━━━ RECORDS FOR THIS EXERCISE ━━━

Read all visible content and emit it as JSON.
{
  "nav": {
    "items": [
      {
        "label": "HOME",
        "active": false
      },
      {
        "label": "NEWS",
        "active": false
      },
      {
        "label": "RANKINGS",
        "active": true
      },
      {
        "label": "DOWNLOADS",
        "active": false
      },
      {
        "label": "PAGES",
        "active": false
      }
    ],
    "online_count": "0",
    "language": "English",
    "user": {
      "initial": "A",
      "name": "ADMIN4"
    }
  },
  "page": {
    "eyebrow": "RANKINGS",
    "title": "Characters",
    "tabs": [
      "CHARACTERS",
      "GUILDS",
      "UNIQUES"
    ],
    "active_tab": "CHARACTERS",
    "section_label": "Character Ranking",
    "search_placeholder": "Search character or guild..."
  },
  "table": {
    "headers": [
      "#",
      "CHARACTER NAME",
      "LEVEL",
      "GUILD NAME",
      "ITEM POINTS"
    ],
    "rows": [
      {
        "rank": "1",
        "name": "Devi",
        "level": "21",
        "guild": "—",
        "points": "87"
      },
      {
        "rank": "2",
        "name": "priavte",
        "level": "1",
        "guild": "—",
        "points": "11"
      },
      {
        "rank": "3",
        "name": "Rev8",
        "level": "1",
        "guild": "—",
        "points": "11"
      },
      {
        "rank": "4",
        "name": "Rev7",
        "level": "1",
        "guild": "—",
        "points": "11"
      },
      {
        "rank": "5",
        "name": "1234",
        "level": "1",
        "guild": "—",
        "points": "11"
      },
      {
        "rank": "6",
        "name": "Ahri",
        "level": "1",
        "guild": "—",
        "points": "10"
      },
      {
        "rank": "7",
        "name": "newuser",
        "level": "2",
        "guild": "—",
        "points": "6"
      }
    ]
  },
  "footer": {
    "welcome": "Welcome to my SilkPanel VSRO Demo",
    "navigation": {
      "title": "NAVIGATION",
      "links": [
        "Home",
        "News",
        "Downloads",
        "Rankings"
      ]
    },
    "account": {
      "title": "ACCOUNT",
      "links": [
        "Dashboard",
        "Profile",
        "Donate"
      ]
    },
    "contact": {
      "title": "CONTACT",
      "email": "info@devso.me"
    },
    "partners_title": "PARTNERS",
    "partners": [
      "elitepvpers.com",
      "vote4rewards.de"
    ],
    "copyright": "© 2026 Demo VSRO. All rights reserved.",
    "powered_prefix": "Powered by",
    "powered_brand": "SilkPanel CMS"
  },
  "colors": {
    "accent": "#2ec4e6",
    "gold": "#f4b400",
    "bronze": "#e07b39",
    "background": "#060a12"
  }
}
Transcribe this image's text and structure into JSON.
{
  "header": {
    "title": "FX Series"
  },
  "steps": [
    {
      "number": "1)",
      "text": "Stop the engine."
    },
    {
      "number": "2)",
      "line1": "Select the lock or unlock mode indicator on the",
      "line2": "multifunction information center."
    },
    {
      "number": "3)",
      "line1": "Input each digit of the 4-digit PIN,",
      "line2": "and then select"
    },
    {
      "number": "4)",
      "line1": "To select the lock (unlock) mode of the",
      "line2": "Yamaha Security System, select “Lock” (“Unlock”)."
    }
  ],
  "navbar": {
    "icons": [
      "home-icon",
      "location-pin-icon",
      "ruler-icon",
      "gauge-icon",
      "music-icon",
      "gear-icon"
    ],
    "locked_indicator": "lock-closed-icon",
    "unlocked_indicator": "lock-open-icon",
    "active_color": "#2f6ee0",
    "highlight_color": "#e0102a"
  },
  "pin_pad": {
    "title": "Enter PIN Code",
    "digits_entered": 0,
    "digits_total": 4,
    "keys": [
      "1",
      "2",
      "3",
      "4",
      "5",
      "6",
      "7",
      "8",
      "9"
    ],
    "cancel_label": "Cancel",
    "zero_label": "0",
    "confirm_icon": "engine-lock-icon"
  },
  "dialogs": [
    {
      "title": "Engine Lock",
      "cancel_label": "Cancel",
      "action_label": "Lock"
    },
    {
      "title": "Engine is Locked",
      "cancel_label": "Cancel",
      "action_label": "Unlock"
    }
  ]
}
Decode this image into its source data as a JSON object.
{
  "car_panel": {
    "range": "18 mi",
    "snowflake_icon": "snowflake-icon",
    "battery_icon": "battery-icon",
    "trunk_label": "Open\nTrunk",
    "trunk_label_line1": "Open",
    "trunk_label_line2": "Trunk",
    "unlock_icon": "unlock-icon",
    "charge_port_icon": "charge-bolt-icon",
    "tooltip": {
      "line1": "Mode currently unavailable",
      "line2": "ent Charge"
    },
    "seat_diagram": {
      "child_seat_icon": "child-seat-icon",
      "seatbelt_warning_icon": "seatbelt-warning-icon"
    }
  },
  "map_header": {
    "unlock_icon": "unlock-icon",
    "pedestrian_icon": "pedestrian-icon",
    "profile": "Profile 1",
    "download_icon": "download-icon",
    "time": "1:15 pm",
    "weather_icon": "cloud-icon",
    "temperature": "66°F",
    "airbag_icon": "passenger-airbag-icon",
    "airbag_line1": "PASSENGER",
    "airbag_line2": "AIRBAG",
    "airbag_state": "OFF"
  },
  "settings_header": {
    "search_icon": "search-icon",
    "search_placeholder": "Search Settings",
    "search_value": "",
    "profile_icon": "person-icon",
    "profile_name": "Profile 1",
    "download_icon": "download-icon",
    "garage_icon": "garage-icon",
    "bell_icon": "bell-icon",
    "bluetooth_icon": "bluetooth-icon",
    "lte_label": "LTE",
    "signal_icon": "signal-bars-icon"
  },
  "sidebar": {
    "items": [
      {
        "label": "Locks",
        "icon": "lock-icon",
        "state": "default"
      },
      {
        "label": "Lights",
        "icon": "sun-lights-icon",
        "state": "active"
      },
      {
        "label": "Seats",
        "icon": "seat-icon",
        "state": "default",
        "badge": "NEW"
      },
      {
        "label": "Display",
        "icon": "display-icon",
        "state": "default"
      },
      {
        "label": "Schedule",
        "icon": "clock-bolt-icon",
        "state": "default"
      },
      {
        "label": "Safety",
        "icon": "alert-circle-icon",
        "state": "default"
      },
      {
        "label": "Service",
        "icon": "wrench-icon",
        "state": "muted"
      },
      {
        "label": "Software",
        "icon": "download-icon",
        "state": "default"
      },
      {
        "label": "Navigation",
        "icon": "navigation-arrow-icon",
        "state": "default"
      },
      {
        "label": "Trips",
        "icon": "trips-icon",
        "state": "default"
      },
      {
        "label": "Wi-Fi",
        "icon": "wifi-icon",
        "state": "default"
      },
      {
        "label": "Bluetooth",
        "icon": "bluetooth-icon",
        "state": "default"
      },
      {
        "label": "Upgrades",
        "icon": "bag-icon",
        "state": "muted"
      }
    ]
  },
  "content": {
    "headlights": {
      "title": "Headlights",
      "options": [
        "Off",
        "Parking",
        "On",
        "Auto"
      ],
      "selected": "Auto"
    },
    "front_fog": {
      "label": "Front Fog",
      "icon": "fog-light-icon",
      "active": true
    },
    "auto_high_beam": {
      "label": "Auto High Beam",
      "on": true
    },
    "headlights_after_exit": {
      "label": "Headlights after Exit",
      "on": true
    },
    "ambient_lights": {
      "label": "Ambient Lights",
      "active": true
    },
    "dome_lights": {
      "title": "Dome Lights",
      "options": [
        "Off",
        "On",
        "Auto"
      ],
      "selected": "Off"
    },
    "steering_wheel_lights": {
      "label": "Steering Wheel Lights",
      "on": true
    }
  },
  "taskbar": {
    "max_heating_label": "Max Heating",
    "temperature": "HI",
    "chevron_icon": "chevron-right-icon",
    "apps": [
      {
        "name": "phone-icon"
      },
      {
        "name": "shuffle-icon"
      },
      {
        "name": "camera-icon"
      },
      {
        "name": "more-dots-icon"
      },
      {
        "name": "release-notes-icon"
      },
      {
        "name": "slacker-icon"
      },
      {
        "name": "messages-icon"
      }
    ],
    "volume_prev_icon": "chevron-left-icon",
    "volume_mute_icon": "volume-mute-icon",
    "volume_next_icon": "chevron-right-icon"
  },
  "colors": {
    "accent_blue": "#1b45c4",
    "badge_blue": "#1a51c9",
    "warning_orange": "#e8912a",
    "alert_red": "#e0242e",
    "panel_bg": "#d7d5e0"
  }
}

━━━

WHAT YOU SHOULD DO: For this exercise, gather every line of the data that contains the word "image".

RESULT:
Transcribe this image's text and structure into JSON.
Decode this image into its source data as a JSON object.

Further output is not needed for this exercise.